*WORK REQUEST*.
Every record that follows must be duplicated exactly, with images left out.

━━━━━━

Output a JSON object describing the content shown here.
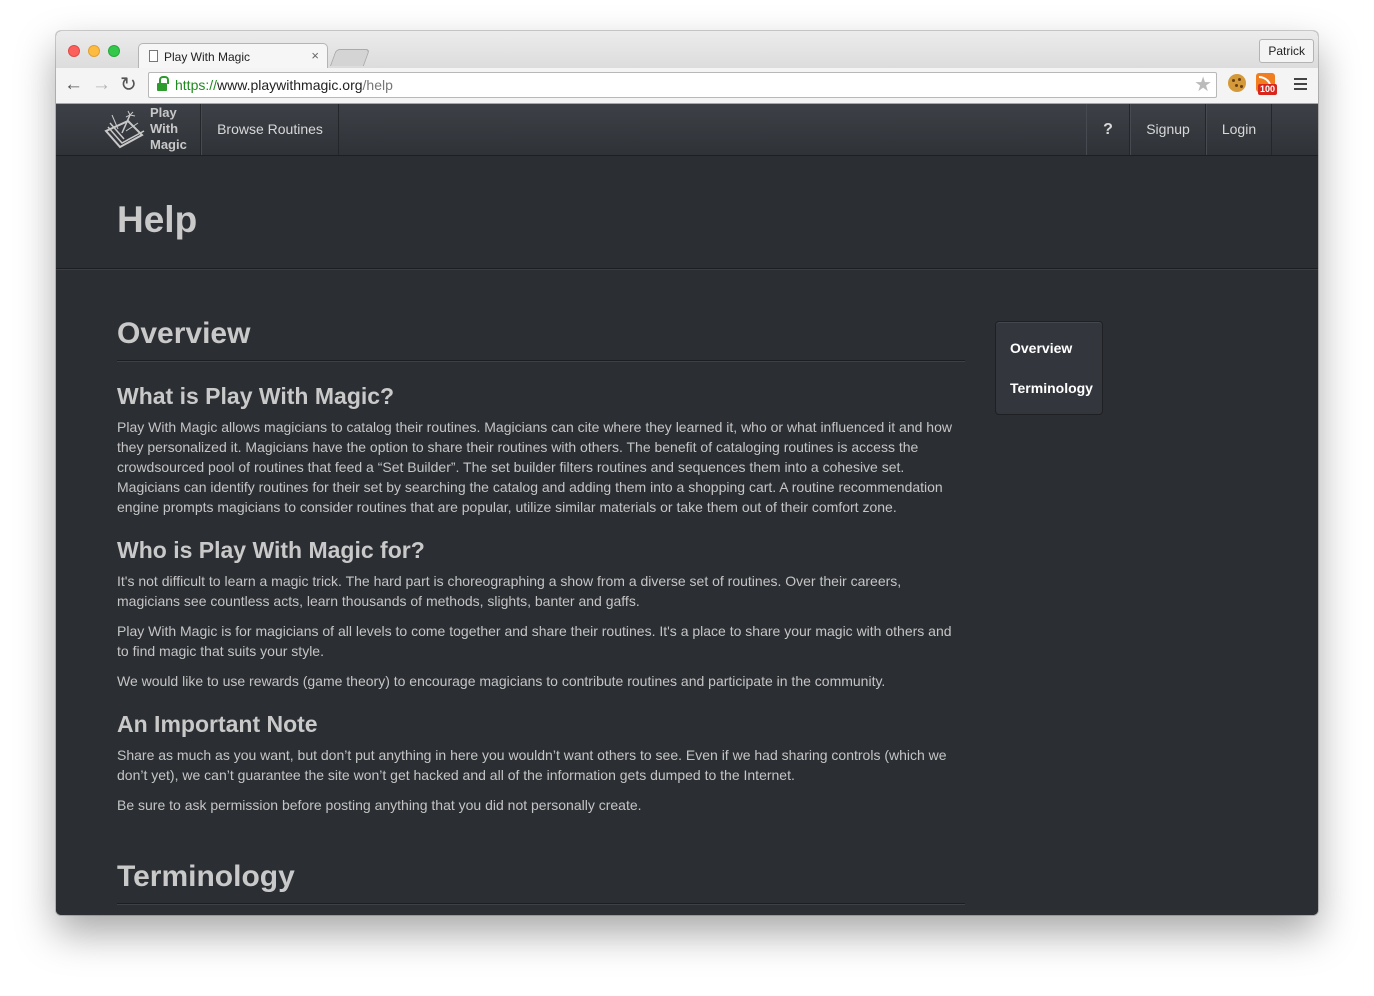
{
  "browser": {
    "tab_title": "Play With Magic",
    "tab_close": "×",
    "profile_name": "Patrick",
    "url_scheme": "https://",
    "url_host": "www.playwithmagic.org",
    "url_path": "/help",
    "rss_badge": "100",
    "icons": [
      "back-arrow-icon",
      "forward-arrow-icon",
      "reload-icon",
      "lock-icon",
      "star-icon",
      "cookie-icon",
      "rss-icon",
      "menu-icon"
    ]
  },
  "site_nav": {
    "brand": [
      "Play",
      "With",
      "Magic"
    ],
    "browse": "Browse Routines",
    "help": "?",
    "signup": "Signup",
    "login": "Login"
  },
  "page": {
    "title": "Help",
    "sidebar": [
      "Overview",
      "Terminology"
    ],
    "overview": {
      "heading": "Overview",
      "what_heading": "What is Play With Magic?",
      "what_p1": "Play With Magic allows magicians to catalog their routines. Magicians can cite where they learned it, who or what influenced it and how they personalized it. Magicians have the option to share their routines with others. The benefit of cataloging routines is access the crowdsourced pool of routines that feed a “Set Builder”. The set builder filters routines and sequences them into a cohesive set. Magicians can identify routines for their set by searching the catalog and adding them into a shopping cart. A routine recommendation engine prompts magicians to consider routines that are popular, utilize similar materials or take them out of their comfort zone.",
      "who_heading": "Who is Play With Magic for?",
      "who_p1": "It's not difficult to learn a magic trick. The hard part is choreographing a show from a diverse set of routines. Over their careers, magicians see countless acts, learn thousands of methods, slights, banter and gaffs.",
      "who_p2": "Play With Magic is for magicians of all levels to come together and share their routines. It's a place to share your magic with others and to find magic that suits your style.",
      "who_p3": "We would like to use rewards (game theory) to encourage magicians to contribute routines and participate in the community.",
      "note_heading": "An Important Note",
      "note_p1": "Share as much as you want, but don’t put anything in here you wouldn’t want others to see. Even if we had sharing controls (which we don’t yet), we can’t guarantee the site won’t get hacked and all of the information gets dumped to the Internet.",
      "note_p2": "Be sure to ask permission before posting anything that you did not personally create."
    },
    "terminology": {
      "heading": "Terminology"
    }
  },
  "colors": {
    "page_bg": "#2b2e33",
    "navbar_bg": "#33373c",
    "text": "#c9c9c9",
    "link": "#ffffff",
    "secure_green": "#1f8a1f"
  }
}
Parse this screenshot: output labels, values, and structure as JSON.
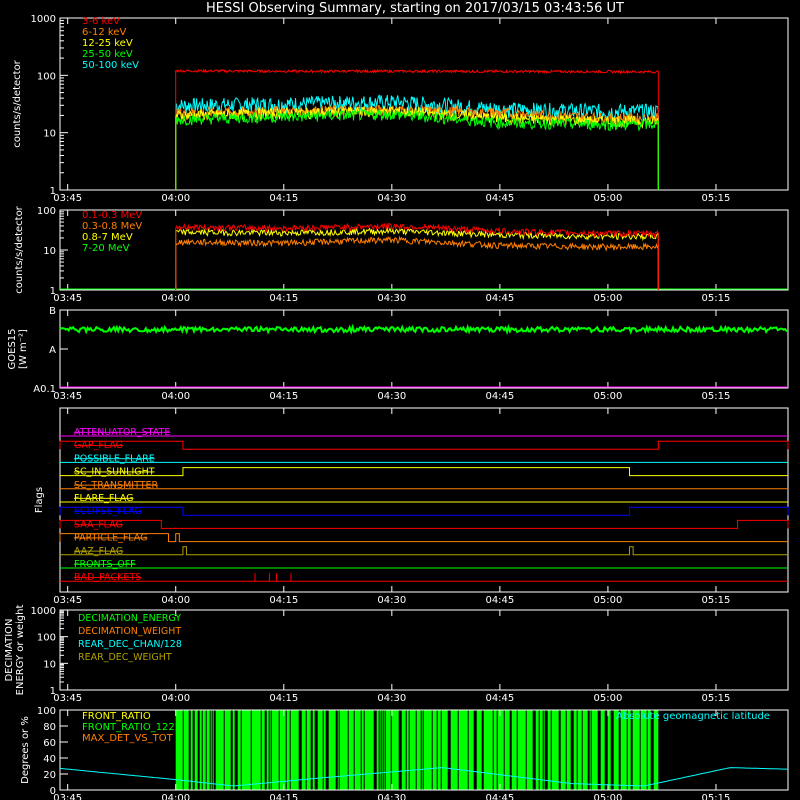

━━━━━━

*YOUR RESPONSE*.
Output a JSON object describing the content shown here.
{
  "browser": {
    "tab_title": "Play With Magic",
    "tab_close": "×",
    "profile_name": "Patrick",
    "url_scheme": "https://",
    "url_host": "www.playwithmagic.org",
    "url_path": "/help",
    "rss_badge": "100",
    "icons": [
      "back-arrow-icon",
      "forward-arrow-icon",
      "reload-icon",
      "lock-icon",
      "star-icon",
      "cookie-icon",
      "rss-icon",
      "menu-icon"
    ]
  },
  "site_nav": {
    "brand": [
      "Play",
      "With",
      "Magic"
    ],
    "browse": "Browse Routines",
    "help": "?",
    "signup": "Signup",
    "login": "Login"
  },
  "page": {
    "title": "Help",
    "sidebar": [
      "Overview",
      "Terminology"
    ],
    "overview": {
      "heading": "Overview",
      "what_heading": "What is Play With Magic?",
      "what_p1": "Play With Magic allows magicians to catalog their routines. Magicians can cite where they learned it, who or what influenced it and how they personalized it. Magicians have the option to share their routines with others. The benefit of cataloging routines is access the crowdsourced pool of routines that feed a “Set Builder”. The set builder filters routines and sequences them into a cohesive set. Magicians can identify routines for their set by searching the catalog and adding them into a shopping cart. A routine recommendation engine prompts magicians to consider routines that are popular, utilize similar materials or take them out of their comfort zone.",
      "who_heading": "Who is Play With Magic for?",
      "who_p1": "It's not difficult to learn a magic trick. The hard part is choreographing a show from a diverse set of routines. Over their careers, magicians see countless acts, learn thousands of methods, slights, banter and gaffs.",
      "who_p2": "Play With Magic is for magicians of all levels to come together and share their routines. It's a place to share your magic with others and to find magic that suits your style.",
      "who_p3": "We would like to use rewards (game theory) to encourage magicians to contribute routines and participate in the community.",
      "note_heading": "An Important Note",
      "note_p1": "Share as much as you want, but don’t put anything in here you wouldn’t want others to see. Even if we had sharing controls (which we don’t yet), we can’t guarantee the site won’t get hacked and all of the information gets dumped to the Internet.",
      "note_p2": "Be sure to ask permission before posting anything that you did not personally create."
    },
    "terminology": {
      "heading": "Terminology"
    }
  },
  "colors": {
    "page_bg": "#2b2e33",
    "navbar_bg": "#33373c",
    "text": "#c9c9c9",
    "link": "#ffffff",
    "secure_green": "#1f8a1f"
  }
}
Parse this screenshot: output labels, values, and structure as JSON.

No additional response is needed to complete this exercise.